▶ **Assignment**
In the data below, locate each line with the word "color" and list it.

*** Opening Supplied records ***

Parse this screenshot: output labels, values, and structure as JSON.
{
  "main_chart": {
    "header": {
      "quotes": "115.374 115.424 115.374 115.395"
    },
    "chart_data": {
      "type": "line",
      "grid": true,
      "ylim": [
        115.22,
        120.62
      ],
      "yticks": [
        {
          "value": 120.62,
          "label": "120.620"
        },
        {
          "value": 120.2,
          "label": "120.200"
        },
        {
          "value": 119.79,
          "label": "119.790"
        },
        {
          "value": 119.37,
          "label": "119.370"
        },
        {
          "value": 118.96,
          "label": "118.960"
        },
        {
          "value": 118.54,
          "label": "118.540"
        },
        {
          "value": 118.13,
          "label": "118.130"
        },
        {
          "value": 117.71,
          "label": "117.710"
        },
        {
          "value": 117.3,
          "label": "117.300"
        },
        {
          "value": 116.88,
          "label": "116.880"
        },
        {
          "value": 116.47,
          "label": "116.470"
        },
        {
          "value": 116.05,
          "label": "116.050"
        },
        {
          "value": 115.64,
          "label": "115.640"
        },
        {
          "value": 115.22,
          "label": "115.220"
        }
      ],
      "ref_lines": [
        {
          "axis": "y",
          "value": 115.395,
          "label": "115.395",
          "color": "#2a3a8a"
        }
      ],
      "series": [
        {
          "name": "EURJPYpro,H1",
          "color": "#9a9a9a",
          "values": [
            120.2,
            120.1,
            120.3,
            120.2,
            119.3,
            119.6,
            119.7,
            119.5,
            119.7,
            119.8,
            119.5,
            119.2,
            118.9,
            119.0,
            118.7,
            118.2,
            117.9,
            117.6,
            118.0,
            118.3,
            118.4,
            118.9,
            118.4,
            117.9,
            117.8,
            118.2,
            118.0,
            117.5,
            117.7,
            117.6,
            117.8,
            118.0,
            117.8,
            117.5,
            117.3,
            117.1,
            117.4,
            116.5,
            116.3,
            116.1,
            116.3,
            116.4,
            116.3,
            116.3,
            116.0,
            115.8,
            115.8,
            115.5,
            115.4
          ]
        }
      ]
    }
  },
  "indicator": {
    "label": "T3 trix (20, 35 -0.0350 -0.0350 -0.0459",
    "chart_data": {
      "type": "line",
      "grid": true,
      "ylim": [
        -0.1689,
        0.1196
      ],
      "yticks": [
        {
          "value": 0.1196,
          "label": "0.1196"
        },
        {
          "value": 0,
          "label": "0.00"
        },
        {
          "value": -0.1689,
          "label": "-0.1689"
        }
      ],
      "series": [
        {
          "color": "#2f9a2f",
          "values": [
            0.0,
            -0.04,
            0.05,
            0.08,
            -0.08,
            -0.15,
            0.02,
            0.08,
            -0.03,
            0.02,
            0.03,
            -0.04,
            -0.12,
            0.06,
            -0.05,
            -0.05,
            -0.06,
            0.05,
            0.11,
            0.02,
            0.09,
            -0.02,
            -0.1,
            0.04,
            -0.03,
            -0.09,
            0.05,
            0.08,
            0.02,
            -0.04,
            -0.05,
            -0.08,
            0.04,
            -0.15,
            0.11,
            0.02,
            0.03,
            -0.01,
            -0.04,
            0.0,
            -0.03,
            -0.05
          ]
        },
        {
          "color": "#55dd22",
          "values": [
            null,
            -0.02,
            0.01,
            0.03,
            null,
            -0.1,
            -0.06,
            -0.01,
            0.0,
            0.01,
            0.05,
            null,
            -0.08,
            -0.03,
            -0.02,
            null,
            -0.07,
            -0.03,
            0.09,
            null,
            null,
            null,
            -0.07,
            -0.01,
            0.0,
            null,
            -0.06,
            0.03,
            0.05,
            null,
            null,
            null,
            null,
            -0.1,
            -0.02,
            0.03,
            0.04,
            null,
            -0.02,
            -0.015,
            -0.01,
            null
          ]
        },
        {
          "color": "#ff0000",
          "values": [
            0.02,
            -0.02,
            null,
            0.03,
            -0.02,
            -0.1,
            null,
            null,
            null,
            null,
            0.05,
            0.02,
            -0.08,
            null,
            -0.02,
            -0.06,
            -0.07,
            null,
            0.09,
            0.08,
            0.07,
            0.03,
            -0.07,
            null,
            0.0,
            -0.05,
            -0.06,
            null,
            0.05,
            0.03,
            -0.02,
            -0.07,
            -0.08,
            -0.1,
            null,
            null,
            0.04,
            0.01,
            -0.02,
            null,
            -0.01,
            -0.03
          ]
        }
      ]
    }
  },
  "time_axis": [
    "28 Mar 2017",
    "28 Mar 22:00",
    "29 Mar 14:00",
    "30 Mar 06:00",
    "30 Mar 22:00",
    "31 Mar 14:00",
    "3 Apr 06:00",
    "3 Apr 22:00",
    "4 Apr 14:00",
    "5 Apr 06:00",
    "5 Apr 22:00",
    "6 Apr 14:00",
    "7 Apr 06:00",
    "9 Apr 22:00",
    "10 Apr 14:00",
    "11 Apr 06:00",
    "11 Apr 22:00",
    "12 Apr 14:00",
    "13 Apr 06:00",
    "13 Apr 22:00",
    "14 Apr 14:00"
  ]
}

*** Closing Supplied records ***

▶ **Task output**
          "color": "#2a3a8a"
          "color": "#9a9a9a",
          "color": "#2f9a2f",
          "color": "#55dd22",
          "color": "#ff0000",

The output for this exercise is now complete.